** Data about app and page elements **
>>>>

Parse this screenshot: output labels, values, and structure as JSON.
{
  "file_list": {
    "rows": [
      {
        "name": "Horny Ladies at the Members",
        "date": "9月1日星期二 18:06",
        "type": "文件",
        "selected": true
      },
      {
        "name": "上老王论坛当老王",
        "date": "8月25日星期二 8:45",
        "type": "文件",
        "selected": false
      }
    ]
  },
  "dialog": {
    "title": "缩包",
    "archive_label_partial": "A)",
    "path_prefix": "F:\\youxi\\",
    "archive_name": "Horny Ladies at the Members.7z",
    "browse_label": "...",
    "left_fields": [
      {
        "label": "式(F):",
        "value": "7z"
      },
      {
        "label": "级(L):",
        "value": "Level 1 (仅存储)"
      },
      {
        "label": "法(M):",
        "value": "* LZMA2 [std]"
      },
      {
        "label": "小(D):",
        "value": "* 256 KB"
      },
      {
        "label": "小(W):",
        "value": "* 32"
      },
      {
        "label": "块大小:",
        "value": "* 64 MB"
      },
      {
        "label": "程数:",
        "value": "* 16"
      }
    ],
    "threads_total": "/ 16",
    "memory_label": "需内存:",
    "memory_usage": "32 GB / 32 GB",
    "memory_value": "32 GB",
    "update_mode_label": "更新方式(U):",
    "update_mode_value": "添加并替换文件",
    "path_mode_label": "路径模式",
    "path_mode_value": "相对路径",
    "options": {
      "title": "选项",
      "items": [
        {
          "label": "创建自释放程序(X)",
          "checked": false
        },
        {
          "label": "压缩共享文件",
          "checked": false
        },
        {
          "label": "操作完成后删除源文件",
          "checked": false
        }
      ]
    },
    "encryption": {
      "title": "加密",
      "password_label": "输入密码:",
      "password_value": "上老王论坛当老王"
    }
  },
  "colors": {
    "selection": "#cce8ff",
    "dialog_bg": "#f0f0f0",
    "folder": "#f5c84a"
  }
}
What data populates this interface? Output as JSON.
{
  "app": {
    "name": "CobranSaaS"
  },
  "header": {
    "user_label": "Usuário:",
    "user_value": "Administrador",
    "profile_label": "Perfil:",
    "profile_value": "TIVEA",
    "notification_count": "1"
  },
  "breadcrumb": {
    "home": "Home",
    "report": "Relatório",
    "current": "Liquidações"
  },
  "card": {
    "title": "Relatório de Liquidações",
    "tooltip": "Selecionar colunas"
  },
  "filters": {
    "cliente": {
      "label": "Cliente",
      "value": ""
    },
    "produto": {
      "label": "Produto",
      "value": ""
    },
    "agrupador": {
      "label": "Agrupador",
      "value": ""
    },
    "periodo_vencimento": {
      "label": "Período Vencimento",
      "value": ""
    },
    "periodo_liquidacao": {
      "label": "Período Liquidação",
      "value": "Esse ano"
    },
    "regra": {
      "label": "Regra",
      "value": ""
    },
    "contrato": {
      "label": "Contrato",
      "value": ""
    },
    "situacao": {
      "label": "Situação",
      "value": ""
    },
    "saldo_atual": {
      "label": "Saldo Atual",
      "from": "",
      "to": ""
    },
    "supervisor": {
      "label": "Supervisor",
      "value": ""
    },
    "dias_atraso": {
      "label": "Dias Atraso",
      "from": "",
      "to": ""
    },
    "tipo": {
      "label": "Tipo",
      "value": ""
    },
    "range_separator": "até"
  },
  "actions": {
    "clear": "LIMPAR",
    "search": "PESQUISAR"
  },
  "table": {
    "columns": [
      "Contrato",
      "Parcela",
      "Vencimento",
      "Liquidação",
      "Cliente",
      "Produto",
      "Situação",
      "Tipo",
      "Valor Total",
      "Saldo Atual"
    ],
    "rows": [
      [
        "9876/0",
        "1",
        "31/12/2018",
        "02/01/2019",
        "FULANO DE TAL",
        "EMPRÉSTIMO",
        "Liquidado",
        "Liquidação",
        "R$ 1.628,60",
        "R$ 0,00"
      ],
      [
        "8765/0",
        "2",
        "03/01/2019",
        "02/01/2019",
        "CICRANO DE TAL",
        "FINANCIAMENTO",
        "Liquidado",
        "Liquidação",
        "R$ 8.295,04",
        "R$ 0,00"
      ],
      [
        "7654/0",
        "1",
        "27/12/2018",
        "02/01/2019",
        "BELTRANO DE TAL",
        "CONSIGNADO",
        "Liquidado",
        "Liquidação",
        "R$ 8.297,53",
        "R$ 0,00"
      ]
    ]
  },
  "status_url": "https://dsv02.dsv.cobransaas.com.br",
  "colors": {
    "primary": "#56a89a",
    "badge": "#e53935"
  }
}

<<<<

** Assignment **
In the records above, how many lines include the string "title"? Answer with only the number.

** Your response **
4